__TASK TO COMPLETE__. Check each line of the entries below for the string "been"; copy every line where it appears.

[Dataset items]
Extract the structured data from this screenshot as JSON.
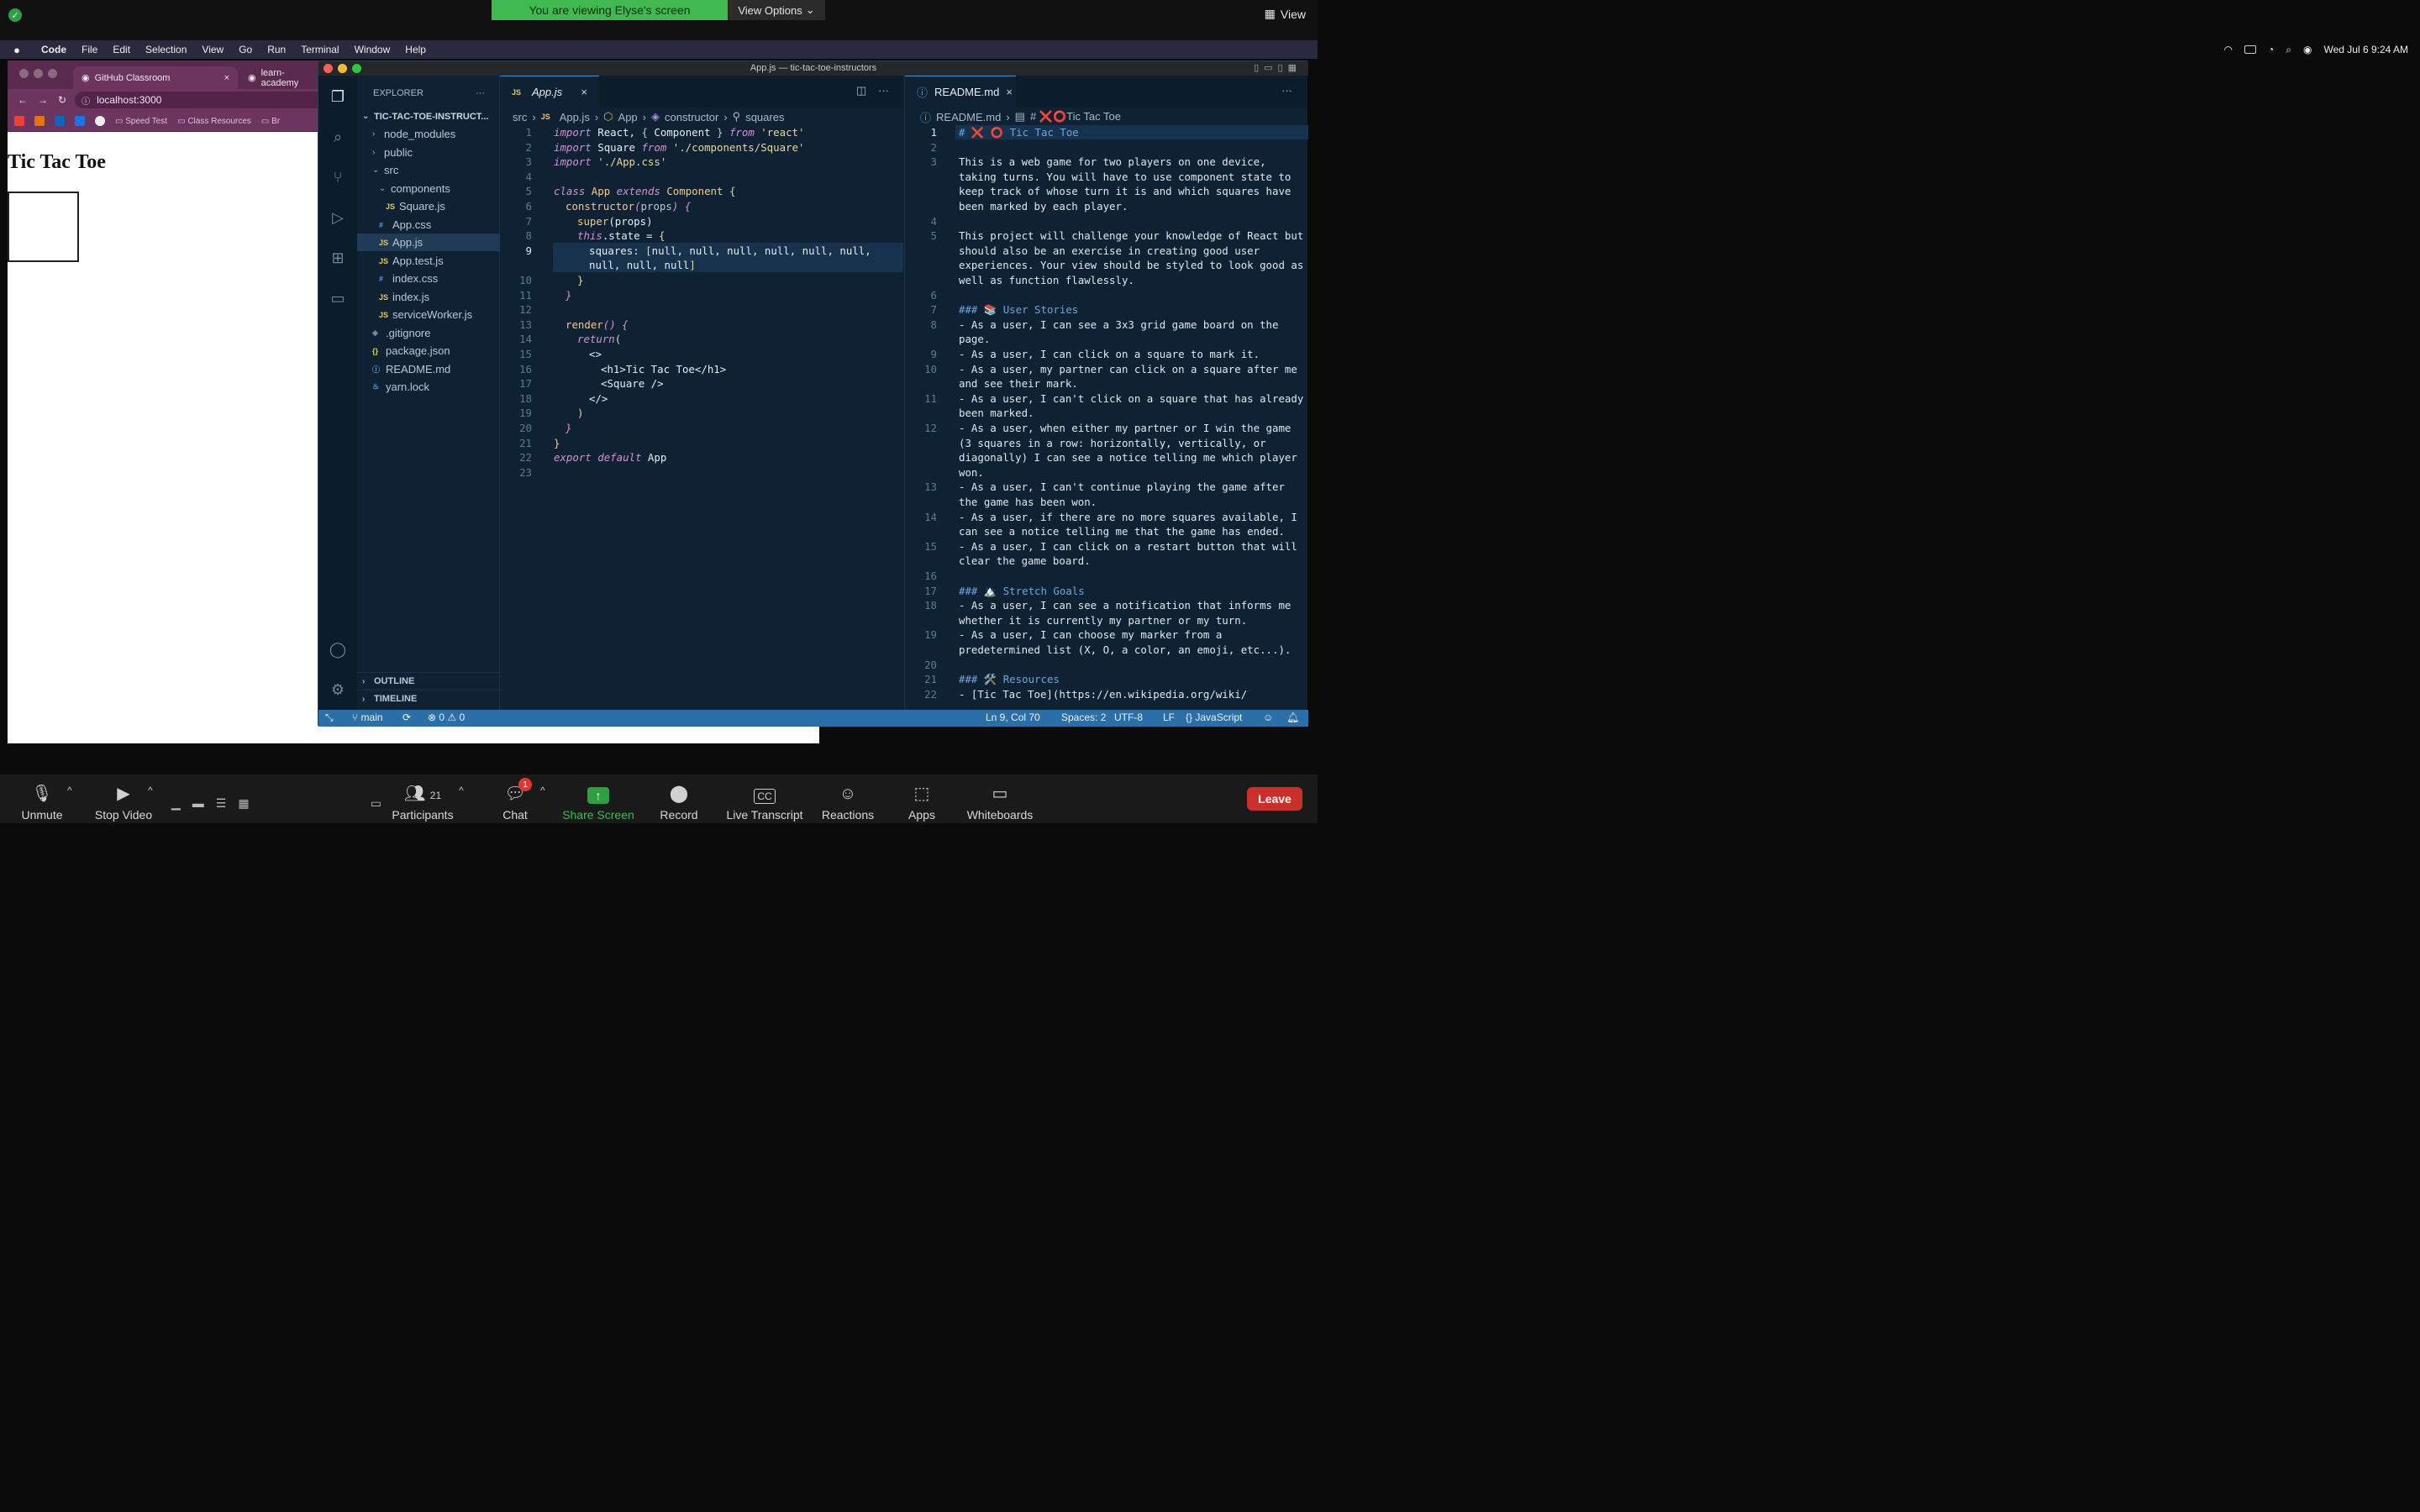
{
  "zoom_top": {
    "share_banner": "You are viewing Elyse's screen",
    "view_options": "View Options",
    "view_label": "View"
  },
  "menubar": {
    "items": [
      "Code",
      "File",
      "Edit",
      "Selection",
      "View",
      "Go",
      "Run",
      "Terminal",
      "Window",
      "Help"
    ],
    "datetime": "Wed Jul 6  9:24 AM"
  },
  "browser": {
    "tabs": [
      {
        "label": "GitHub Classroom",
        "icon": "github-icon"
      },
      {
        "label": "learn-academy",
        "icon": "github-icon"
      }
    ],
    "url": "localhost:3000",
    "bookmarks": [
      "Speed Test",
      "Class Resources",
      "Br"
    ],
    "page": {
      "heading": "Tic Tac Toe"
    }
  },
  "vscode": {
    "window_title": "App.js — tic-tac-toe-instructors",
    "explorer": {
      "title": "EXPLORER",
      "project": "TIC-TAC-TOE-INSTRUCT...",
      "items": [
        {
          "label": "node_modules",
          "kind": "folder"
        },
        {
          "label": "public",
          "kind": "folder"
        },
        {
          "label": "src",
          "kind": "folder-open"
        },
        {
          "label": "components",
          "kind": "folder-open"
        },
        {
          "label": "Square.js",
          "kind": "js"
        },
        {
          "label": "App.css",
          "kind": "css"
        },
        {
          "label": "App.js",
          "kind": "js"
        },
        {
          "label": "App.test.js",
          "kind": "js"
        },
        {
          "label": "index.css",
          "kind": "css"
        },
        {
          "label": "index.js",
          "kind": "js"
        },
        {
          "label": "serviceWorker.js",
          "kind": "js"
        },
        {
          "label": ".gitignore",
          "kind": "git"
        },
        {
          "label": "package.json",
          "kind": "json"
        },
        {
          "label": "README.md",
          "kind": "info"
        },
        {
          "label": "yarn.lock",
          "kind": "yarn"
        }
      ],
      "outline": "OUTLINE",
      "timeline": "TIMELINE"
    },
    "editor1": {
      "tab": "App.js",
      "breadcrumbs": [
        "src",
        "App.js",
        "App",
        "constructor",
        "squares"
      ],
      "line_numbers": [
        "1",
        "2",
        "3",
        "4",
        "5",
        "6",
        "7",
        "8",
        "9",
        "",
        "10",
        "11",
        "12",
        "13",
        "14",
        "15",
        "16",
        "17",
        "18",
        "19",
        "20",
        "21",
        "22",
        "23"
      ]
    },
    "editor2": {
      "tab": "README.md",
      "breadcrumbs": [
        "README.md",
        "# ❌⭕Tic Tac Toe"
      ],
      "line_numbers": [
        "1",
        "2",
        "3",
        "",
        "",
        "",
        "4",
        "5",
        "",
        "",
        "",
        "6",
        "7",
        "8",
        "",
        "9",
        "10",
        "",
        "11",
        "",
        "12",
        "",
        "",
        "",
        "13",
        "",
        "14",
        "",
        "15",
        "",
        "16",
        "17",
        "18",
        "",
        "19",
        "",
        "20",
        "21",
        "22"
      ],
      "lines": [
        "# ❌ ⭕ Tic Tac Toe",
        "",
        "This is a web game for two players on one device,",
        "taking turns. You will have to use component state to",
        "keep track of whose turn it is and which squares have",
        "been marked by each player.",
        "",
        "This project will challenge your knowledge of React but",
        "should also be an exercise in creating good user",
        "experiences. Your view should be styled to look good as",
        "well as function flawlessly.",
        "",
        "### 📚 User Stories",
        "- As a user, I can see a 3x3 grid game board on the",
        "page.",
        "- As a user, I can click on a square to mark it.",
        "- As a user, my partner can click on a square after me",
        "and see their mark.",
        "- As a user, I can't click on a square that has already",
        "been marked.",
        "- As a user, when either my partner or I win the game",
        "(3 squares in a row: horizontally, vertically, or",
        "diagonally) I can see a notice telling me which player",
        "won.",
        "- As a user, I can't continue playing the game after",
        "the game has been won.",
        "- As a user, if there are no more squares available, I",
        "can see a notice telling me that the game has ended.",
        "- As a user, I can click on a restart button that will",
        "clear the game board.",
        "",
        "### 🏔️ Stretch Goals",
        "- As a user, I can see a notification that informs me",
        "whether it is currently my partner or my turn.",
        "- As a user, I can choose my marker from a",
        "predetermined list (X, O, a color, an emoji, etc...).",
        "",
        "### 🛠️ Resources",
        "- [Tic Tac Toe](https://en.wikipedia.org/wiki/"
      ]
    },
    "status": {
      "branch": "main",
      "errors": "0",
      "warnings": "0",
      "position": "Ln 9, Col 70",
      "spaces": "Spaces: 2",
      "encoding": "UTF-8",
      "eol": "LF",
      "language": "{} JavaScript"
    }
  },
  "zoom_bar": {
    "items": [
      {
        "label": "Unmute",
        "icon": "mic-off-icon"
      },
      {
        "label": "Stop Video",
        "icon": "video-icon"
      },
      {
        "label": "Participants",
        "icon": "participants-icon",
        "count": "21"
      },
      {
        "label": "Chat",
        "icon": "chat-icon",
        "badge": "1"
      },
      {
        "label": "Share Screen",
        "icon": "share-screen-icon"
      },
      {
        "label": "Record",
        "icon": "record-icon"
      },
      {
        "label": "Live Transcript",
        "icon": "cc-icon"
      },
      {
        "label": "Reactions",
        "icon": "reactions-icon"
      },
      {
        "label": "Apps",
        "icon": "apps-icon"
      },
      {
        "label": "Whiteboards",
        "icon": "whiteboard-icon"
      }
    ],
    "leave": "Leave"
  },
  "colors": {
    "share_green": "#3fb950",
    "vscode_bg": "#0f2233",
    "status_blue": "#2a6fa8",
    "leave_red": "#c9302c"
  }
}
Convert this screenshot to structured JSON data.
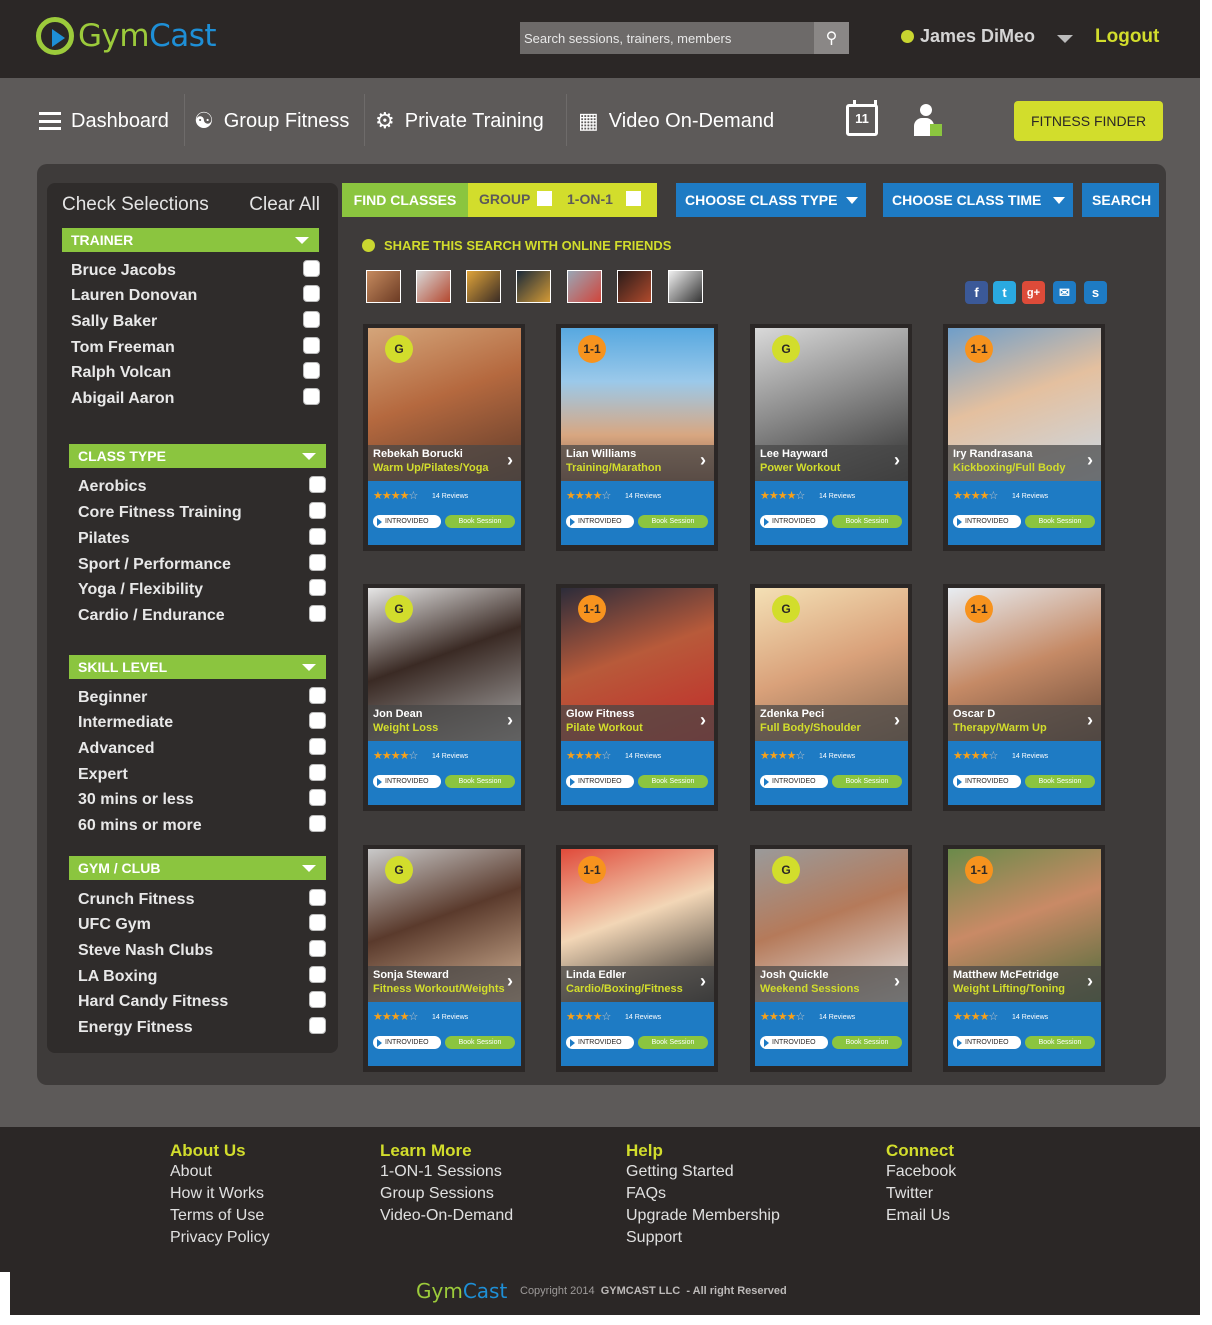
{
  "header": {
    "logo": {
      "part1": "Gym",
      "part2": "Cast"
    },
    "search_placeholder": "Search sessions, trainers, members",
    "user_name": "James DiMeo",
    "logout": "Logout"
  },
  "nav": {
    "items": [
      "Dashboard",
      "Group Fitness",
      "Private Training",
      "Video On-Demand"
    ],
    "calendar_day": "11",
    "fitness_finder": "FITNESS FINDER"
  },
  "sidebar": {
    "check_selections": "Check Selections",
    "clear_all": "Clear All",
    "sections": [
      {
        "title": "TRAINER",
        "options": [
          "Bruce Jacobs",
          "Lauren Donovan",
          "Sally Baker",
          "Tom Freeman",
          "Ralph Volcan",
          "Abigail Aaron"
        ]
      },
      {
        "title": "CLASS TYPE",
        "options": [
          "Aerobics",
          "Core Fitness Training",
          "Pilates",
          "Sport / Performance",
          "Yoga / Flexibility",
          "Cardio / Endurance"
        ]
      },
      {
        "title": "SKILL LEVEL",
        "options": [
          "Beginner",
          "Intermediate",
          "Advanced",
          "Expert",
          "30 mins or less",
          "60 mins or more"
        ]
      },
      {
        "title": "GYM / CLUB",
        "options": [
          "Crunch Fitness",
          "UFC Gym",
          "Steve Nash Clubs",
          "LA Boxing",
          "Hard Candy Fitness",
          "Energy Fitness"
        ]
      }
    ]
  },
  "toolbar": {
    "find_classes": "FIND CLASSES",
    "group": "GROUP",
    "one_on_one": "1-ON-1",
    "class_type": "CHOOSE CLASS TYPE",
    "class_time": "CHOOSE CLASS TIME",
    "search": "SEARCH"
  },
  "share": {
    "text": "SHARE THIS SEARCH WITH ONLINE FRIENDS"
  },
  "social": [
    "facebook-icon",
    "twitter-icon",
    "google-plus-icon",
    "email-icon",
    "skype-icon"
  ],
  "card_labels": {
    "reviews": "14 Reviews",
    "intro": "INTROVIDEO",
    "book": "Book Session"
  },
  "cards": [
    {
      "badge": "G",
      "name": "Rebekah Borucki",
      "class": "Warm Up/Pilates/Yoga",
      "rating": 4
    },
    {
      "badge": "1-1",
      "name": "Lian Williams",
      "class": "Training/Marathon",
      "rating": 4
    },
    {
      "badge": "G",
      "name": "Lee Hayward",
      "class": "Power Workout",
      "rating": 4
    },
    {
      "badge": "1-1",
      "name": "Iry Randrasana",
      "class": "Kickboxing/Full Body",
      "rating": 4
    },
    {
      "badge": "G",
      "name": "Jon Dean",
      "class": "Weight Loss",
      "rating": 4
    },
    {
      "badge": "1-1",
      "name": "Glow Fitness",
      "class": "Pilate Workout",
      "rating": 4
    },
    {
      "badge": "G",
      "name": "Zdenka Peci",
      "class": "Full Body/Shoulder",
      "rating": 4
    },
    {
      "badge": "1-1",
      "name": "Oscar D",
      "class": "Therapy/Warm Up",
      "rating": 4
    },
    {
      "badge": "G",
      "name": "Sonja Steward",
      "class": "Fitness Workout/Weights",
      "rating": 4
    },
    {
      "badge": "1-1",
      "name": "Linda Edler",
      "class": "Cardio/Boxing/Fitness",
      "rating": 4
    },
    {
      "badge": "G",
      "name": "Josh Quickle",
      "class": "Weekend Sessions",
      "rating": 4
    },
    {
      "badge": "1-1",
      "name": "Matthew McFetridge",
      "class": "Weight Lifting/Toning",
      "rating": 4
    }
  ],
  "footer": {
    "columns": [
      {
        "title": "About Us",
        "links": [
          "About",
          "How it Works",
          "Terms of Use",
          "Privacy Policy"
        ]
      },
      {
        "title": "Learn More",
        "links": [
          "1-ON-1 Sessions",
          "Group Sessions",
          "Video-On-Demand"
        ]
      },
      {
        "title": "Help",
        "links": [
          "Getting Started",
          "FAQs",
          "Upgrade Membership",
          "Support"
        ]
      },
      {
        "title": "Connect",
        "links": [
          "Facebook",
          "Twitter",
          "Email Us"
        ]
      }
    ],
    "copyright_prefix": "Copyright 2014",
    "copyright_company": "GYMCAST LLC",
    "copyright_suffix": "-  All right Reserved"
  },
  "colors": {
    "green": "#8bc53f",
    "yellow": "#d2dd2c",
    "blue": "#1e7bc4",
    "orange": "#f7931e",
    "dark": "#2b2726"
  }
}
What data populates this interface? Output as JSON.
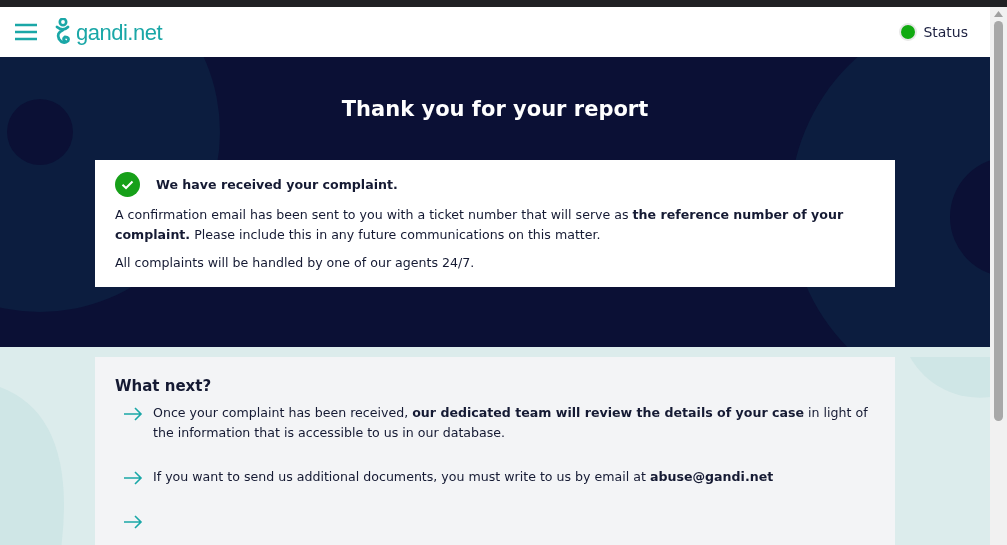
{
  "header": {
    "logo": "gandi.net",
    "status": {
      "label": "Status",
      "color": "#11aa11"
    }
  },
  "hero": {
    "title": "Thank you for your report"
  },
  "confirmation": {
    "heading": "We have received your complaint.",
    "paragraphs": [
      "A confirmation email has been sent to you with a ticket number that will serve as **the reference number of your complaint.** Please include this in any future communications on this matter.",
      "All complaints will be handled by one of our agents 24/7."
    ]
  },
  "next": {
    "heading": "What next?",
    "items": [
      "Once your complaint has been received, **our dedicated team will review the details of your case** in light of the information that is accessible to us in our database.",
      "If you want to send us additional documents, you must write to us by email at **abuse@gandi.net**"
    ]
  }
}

__ANSWER SECTION__.
        "been marked by each player.",
        "been marked.",
        "the game has been won.",
      "A confirmation email has been sent to you with a ticket number that will serve as **the reference number of your complaint.** Please include this in any future communications on this matter.",
      "Once your complaint has been received, **our dedicated team will review the details of your case** in light of the information that is accessible to us in our database.",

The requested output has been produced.